# Your instructions
Copy each line of the records that includes "true".

[Excerpts from an interface dataset]
<<<<

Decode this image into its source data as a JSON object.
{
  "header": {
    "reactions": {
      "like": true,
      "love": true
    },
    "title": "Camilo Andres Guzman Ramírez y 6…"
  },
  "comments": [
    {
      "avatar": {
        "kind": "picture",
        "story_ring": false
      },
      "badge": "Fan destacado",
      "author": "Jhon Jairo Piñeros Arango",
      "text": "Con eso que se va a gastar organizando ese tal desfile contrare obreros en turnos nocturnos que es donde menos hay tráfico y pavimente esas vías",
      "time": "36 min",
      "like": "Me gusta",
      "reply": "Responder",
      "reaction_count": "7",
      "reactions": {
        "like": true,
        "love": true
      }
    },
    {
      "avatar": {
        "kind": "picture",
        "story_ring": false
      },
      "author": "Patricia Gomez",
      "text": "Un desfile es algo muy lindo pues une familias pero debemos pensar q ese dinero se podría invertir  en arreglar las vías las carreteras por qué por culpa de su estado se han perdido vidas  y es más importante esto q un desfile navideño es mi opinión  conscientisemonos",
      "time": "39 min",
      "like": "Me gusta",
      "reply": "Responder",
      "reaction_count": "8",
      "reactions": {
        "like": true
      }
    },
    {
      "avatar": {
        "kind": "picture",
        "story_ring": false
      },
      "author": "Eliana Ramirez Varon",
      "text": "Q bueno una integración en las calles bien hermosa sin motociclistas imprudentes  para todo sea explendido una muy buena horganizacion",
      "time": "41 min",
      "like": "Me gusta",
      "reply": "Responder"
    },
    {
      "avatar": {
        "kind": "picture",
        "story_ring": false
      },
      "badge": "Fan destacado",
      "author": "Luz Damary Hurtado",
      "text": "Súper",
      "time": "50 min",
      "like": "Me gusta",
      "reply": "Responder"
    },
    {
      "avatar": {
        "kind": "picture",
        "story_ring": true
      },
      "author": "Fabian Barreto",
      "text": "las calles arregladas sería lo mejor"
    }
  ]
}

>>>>
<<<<

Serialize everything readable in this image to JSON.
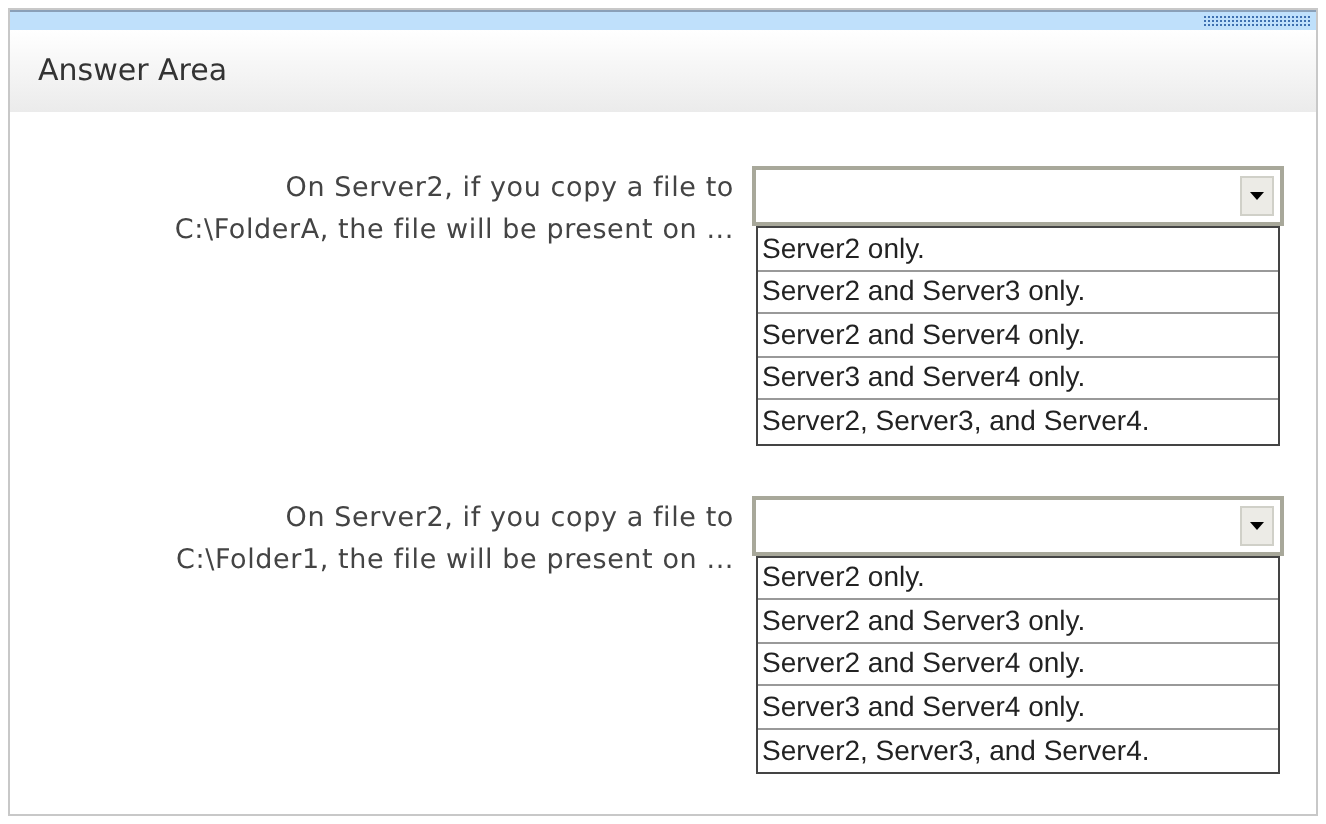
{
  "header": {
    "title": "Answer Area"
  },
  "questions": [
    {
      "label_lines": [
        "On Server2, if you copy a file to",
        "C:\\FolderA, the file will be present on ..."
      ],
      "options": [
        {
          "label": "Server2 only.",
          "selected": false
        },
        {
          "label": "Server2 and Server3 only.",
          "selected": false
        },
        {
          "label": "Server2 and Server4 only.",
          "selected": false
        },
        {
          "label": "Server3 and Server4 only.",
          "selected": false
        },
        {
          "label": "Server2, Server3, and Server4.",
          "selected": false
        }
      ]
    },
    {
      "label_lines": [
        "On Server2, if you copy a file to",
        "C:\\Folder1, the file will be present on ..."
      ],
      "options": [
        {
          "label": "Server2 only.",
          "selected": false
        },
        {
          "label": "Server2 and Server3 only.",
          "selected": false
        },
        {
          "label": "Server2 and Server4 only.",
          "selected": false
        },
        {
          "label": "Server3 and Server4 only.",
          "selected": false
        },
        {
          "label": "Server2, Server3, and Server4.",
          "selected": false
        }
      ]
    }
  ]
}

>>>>

# Result of the exercise
      "like": true,
      "love": true
        "like": true,
        "love": true
        "like": true
        "story_ring": true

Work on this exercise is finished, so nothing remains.